You and your husband or wife have worked hard throughout your lives to build a solid nest egg. Now that you are heading for divorce, you must divide marital assets. As a couple with a high net worth, you are likely to face some challenges many other couples never have to address.
In contested divorces, Minnesota law provides for an equitable division of the marital estate. If you and your soon-to-be ex have complex assets, arguing for what is equitable may be a tough task. Putting a forensic accountant on your divorce team may be beneficial for at least four reasons.
1. Finding hidden assets
If you think your spouse may try to hide marital wealth from you, hiring a forensic accountant may help you track down missing assets. The same may be true if you suspect your husband or wife is trying to dissipate or deplete marital assets in the lead-up to your divorce.
2. Arguing for spousal support
Spousal support, sometimes called alimony, may be available to you after your marriage ends. A forensic accountant is able to investigate your standard of living and your spouse’s income to boost your chances of receiving the spousal support you deserve! This is a great tool for success.
3. Determining business valuation
If you and your spouse own a business together or either of you owns one separately, the value of the business may be in dispute during your divorce. Businesses are often valuable marital assets. As such, you may want a forensic accountant to help you determine the worth of the venture.
4. Analyzing corporate benefits and tax implications
Your and your spouse’s corporate benefits, retirement accounts and investments are also subject to division during your divorce. Not only can a forensic accountant help sort out these complicated items, but will be able to explain current and future tax implications upon request.

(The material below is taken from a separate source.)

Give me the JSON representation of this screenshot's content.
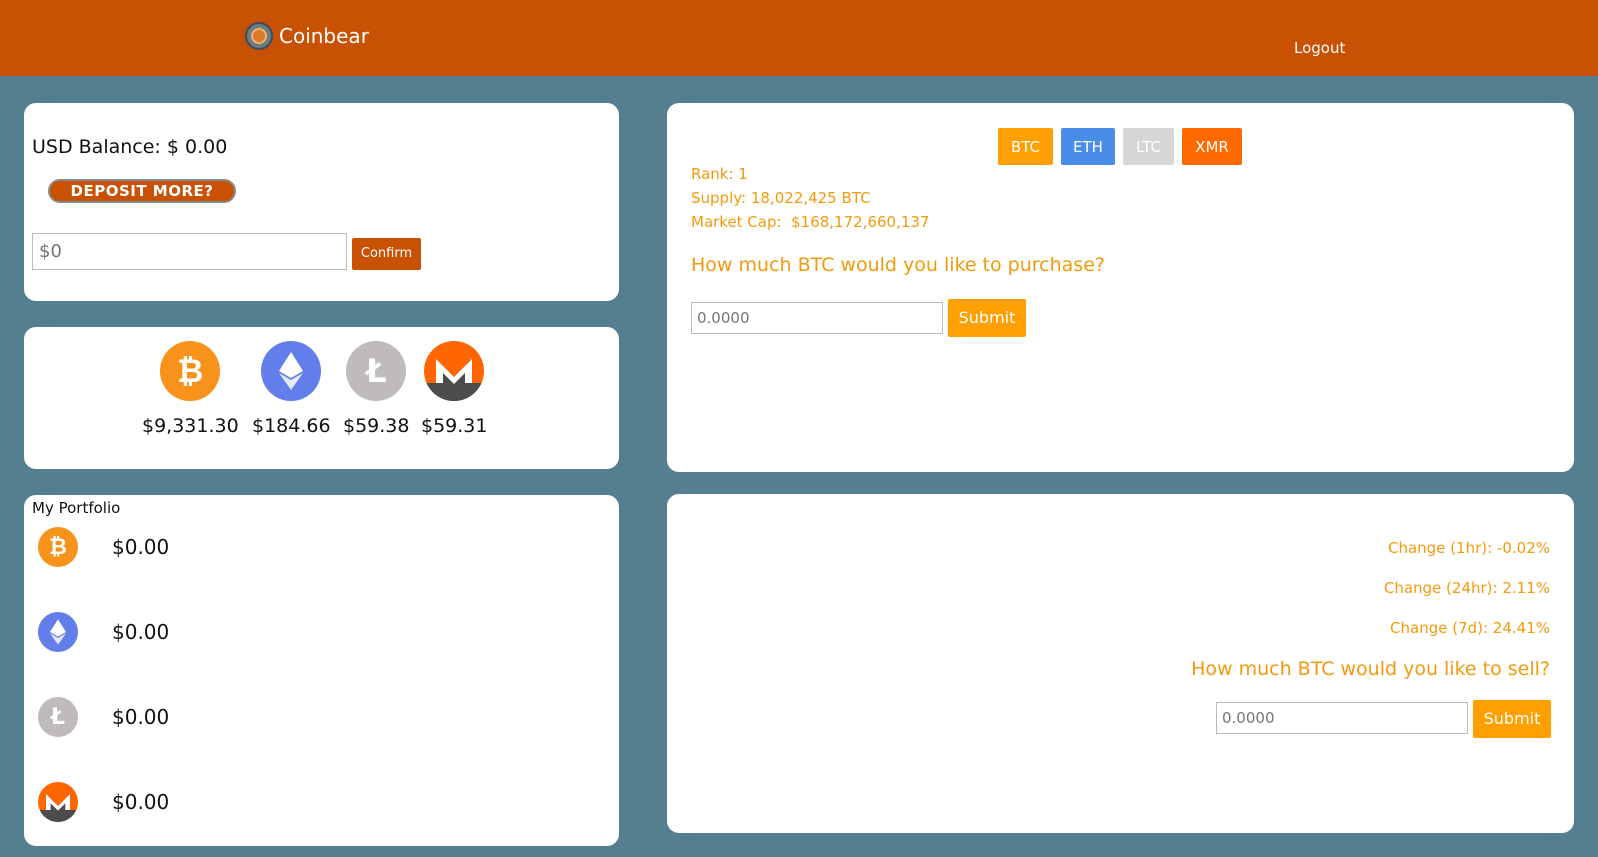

Whether you should put a forensic accountant on your divorce team ultimately depends on your circumstances and goals. Here at Markiewicz Law, we will assist you in making the decision whether working with one may be an effective way to protect your post-divorce financial future.